Anne Lamott writes that prayer begins “when we are just so sick and tired of being psychically sick and tired that we surrender, or at least we finally stop running away and at long last walk or lurch or crawl toward something. Or maybe miraculously, we just release our grip slightly.” Indeed, the sensation of helplessness—of “I surrender!” is what ultimately brought me to my knees. Nearly a decade of scattered searching, heartbreak, loneliness and let down have left me feeling so lost and hopeless that the only place to turn is towards the heavens. I feel like a walking three-dimensional embodiment of the bewildered iPhone emoji with her shoulders shrugged, arms raised, palms facing upwards. Except that occasionally, the pain in my gut causes me to double over, forehead to the ground, arms stretched out overhead, pliant and humble in my desperation for divine intervention—a concept I barely believe in but secretly cling to, hoping despite myself that something beyond my understanding will pick me up off the ground.
Having been raised with the notion that prayer was essentially a “crock of shit”, I’ve had to rewire my rational mind in order to begin to flirt with such a timeless yet senseless endeavor. Or at least that’s how I’ve perceived it. To my rational mind, prayer seems senseless. Who am I speaking to? What results am I expecting? What function does this serve? How does it work?
My friend Eve, a fiercely intelligent and unpretentiously spiritual woman who was also raised by atheist Jewish liberals with an aversion to superstition, reflected, “Prayer is adding my voice to the forces that shape reality. All mystical traditions agree that the universe was born of sound. There is a liminal space between what is possible and what transpires, and I pray so that my voice can reverberate in that space, and thus in my lived reality.”
Eve’s discussion of liminality reminds me of Rebecca Solnit’s rationalization of hope born from uncertainty: we cannot predict the future, and in the space of uncertainty, we have room to act. Blind optimism and resigned cynicism both excuse inaction. Hope is an invitation to act in service of the reality we are hoping for.
Prayer is similar. By stating—out loud—our deepest longing and desires, we create a forcefield of accountability. It has been stated, it has been put into motion. Now we must do our part. In a mystical sense, our voice has been added to the liminal space between what is and what can be, altering the vibrations of reality at the subtlest level.

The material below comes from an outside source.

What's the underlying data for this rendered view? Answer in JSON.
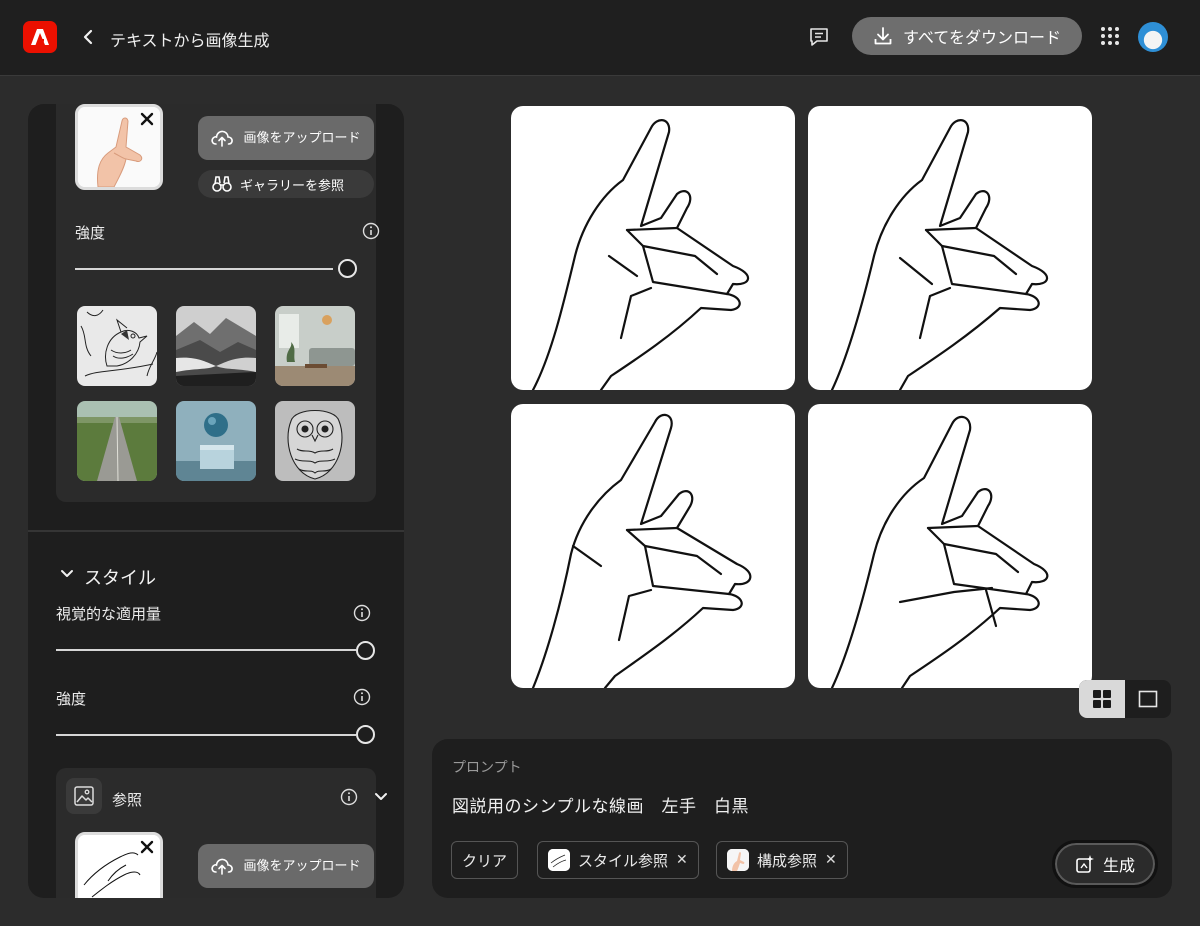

In a not so mystical sense, prayer transforms behavior, demanding that we meet it halfway by aligning our thoughts, words, and actions with the prayer itself.
Prayer is invocation. By reciting the reality we wish to inhabit, we do our part to bring it into being.
As a spiritual technology, prayer focuses our being, sharpens our intention, channels our energy on a cellular, acoustic, vibratory, psychological, mythopoetic, erotic, conscious, subconscious, unconscious, superconscious, cosmoconscious level.
Prayer is paradoxical. By adding our voice to the chorus of liminality, we feel some semblance of control, but prayer is also an act of submission—we toss our agency into the universe in the hope that it might be returned to us fortified, like a boomerang, bathed in the primordial smegma of the very cosmos before which we kneel. There is freedom in this submission—we give back the crushing weight of our illusory autonomy and enter into reciprocity with the universe.
Prayer is hypnosis.
Prayer is gratitude.
Prayer is devotion.
Prayer is communion with the wisdom of our higher selves.
Prayer, ultimately, is humility. It is an acknowledgment of the limits of our control, of our profound dependence on forces largely imperceptible to us, of our interconnectivity, of the great mystery that eludes comprehension. It's a technology of engagement, hope, and alignment.
Considered in this way, the mechanism of prayer doesn’t seem so mystical after all.